Written by Music, Radio, Technology


UBC today announced that it was closing down the phone service Cliq while it continues to look towards “connected” radios which will become available later in the year for its future business model.
Cliq worked by installing a JAVA app on your mobile that used the data network. The service monitored the output of 28 partner stations (including Heart and Galaxy networks), and allowed you to buy and download the music you heard for a price of £1.25.
Allowing your listeners to buy the songs that they’ve just heard is a perfectly sensible thing to be doing. So why has the service failed?
Well the takeup was low, and they had technical difficulties that they found hard to overcome. I know one person who simply couldn’t get the service to work. I did have it running on my previous Windows Mobile device, but never actually used the service.
The fact that the music was encrypted with DRM, meaning that I had a limited number of devices to playback the music was the main reason, but the £1.25 price point is unattractive when iTunes is selling the same songs for 79p. That’s a 58% premium! I believe that un-encrypted downloads are the only longterm solution that’s going to be accepted by the public. We’re already seeing that with iTunes beginning to unlock some of its inventory. Play.com is already up and running selling mp3s in the UK, with EMI the first of the big four record companies working with them. Amazon has announced it’ll be selling downloads later this year, and it’ll undoubtedly have done deals with all the majors, and Napster in the US has gone down the mp3 route for its sold tracks (subscriptions obviously work differently).
As a consumer I want to be able to listen to my music on my iPod, my mobile, my PSP, my Xbox, my PC and even my SatNav if I want!
But price is important as well. The music industry has undoubtedly taken a hit in recent years with albums seemingly as cheap now as they were when I was growing up. I read reports that Coldplay’s new album, supposedly the saviour of EMI this year, is going to be sold for just £7 in Asda (and no doubt other supermarkets) tomorrow when it’s released. But record companies lost control of the market when they left it to Apple to launch the iTunes store and didn’t offer the service their consumers were crying out for themselves.
Linking your music sales offering with a radio station still makes sense. I’m concerned about developing hardware around a specific sales offering though. Requiring me to buy a new device in order that I can purchase your product is a brave move to make.
That said, wi-fi radios have yet to reach a significant level in the UK, and if they have DAB chips in them too, and are offered at a reasonable price point, then there’s certainly a possibility. I believe that wi-fi is still a bit of a black art for many people.

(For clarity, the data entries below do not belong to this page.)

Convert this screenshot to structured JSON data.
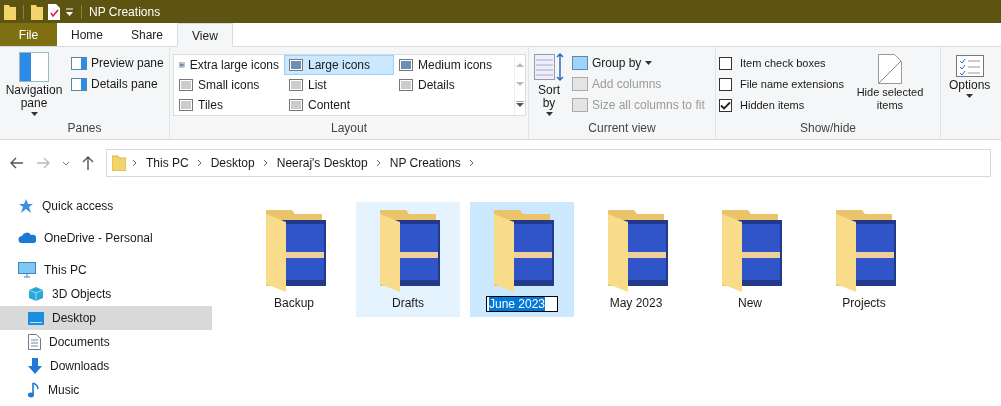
{
  "window": {
    "title": "NP Creations"
  },
  "tabs": [
    {
      "label": "File",
      "kind": "file",
      "selected": false
    },
    {
      "label": "Home",
      "kind": "tab",
      "selected": false
    },
    {
      "label": "Share",
      "kind": "tab",
      "selected": false
    },
    {
      "label": "View",
      "kind": "tab",
      "selected": true
    }
  ],
  "ribbon": {
    "panes": {
      "label": "Panes",
      "navigation_pane": "Navigation pane",
      "items": [
        "Preview pane",
        "Details pane"
      ]
    },
    "layout": {
      "label": "Layout",
      "options": [
        {
          "label": "Extra large icons",
          "selected": false
        },
        {
          "label": "Large icons",
          "selected": true
        },
        {
          "label": "Medium icons",
          "selected": false
        },
        {
          "label": "Small icons",
          "selected": false
        },
        {
          "label": "List",
          "selected": false
        },
        {
          "label": "Details",
          "selected": false
        },
        {
          "label": "Tiles",
          "selected": false
        },
        {
          "label": "Content",
          "selected": false
        }
      ]
    },
    "current_view": {
      "label": "Current view",
      "sort_by": "Sort by",
      "items": [
        {
          "label": "Group by",
          "disabled": false
        },
        {
          "label": "Add columns",
          "disabled": true
        },
        {
          "label": "Size all columns to fit",
          "disabled": true
        }
      ]
    },
    "show_hide": {
      "label": "Show/hide",
      "checkboxes": [
        {
          "label": "Item check boxes",
          "checked": false
        },
        {
          "label": "File name extensions",
          "checked": false
        },
        {
          "label": "Hidden items",
          "checked": true
        }
      ],
      "hide_selected": "Hide selected items"
    },
    "options": {
      "label": "Options"
    }
  },
  "address_bar": {
    "path": [
      "This PC",
      "Desktop",
      "Neeraj's Desktop",
      "NP Creations"
    ]
  },
  "sidebar": {
    "items": [
      {
        "label": "Quick access",
        "kind": "star",
        "selected": false
      },
      {
        "label": "OneDrive - Personal",
        "kind": "cloud",
        "selected": false
      },
      {
        "label": "This PC",
        "kind": "pc",
        "selected": false,
        "children": [
          {
            "label": "3D Objects",
            "kind": "cube",
            "selected": false
          },
          {
            "label": "Desktop",
            "kind": "desktop",
            "selected": true
          },
          {
            "label": "Documents",
            "kind": "document",
            "selected": false
          },
          {
            "label": "Downloads",
            "kind": "download",
            "selected": false
          },
          {
            "label": "Music",
            "kind": "music",
            "selected": false
          }
        ]
      }
    ]
  },
  "folders": [
    {
      "name": "Backup",
      "selected": false,
      "hovered": false,
      "renaming": false
    },
    {
      "name": "Drafts",
      "selected": false,
      "hovered": true,
      "renaming": false
    },
    {
      "name": "June 2023",
      "selected": true,
      "hovered": false,
      "renaming": true
    },
    {
      "name": "May 2023",
      "selected": false,
      "hovered": false,
      "renaming": false
    },
    {
      "name": "New",
      "selected": false,
      "hovered": false,
      "renaming": false
    },
    {
      "name": "Projects",
      "selected": false,
      "hovered": false,
      "renaming": false
    }
  ]
}
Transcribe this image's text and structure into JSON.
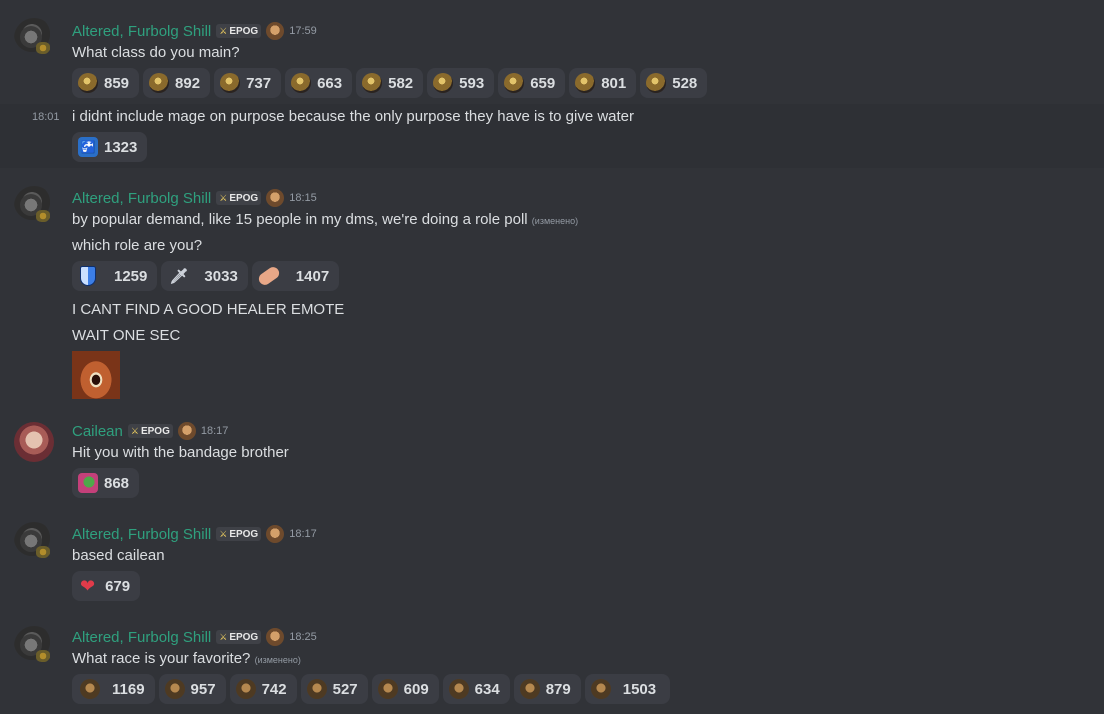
{
  "msg1": {
    "username": "Altered, Furbolg Shill",
    "badge": "EPOG",
    "time": "17:59",
    "text": "What class do you main?",
    "reactions": [
      {
        "icon": "class-warrior-icon",
        "count": "859"
      },
      {
        "icon": "class-paladin-icon",
        "count": "892"
      },
      {
        "icon": "class-priest-icon",
        "count": "737"
      },
      {
        "icon": "class-rogue-icon",
        "count": "663"
      },
      {
        "icon": "class-hunter-icon",
        "count": "582"
      },
      {
        "icon": "class-warlock-icon",
        "count": "593"
      },
      {
        "icon": "class-shaman-icon",
        "count": "659"
      },
      {
        "icon": "class-druid-icon",
        "count": "801"
      },
      {
        "icon": "class-mage-icon",
        "count": "528"
      }
    ]
  },
  "msg2": {
    "side_time": "18:01",
    "text": "i didnt include mage on purpose because the only purpose they have is to give water",
    "reactions": [
      {
        "icon": "water-tap-icon",
        "count": "1323"
      }
    ]
  },
  "msg3": {
    "username": "Altered, Furbolg Shill",
    "badge": "EPOG",
    "time": "18:15",
    "text": "by popular demand, like 15 people in my dms, we're doing a role poll",
    "edited": "(изменено)",
    "text2": "which role are you?",
    "reactions": [
      {
        "icon": "tank-shield-icon",
        "count": "1259"
      },
      {
        "icon": "dps-sword-icon",
        "count": "3033"
      },
      {
        "icon": "healer-bandage-icon",
        "count": "1407"
      }
    ],
    "text3": "I CANT FIND A GOOD HEALER EMOTE",
    "text4": "WAIT ONE SEC"
  },
  "msg4": {
    "username": "Cailean",
    "badge": "EPOG",
    "time": "18:17",
    "text": "Hit you with the bandage brother",
    "reactions": [
      {
        "icon": "pepe-bandage-icon",
        "count": "868"
      }
    ]
  },
  "msg5": {
    "username": "Altered, Furbolg Shill",
    "badge": "EPOG",
    "time": "18:17",
    "text": "based cailean",
    "reactions": [
      {
        "icon": "heart-icon",
        "count": "679"
      }
    ]
  },
  "msg6": {
    "username": "Altered, Furbolg Shill",
    "badge": "EPOG",
    "time": "18:25",
    "text": "What race is your favorite?",
    "edited": "(изменено)",
    "reactions": [
      {
        "icon": "race-undead-icon",
        "count": "1169"
      },
      {
        "icon": "race-human-icon",
        "count": "957"
      },
      {
        "icon": "race-orc-icon",
        "count": "742"
      },
      {
        "icon": "race-dwarf-icon",
        "count": "527"
      },
      {
        "icon": "race-gnome-icon",
        "count": "609"
      },
      {
        "icon": "race-nightelf-icon",
        "count": "634"
      },
      {
        "icon": "race-tauren-icon",
        "count": "879"
      },
      {
        "icon": "race-troll-icon",
        "count": "1503"
      }
    ]
  }
}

How many subscribers who have a BT Home Hub realise that they also have a wi-fi base station I wonder?
Anyway, I’ll look forward to seeing the devices when they’re released later in the year. But your product has to be priced in line with the rest of the industry, and when Amazon opens its mp3 store, we’re all going to hear about it.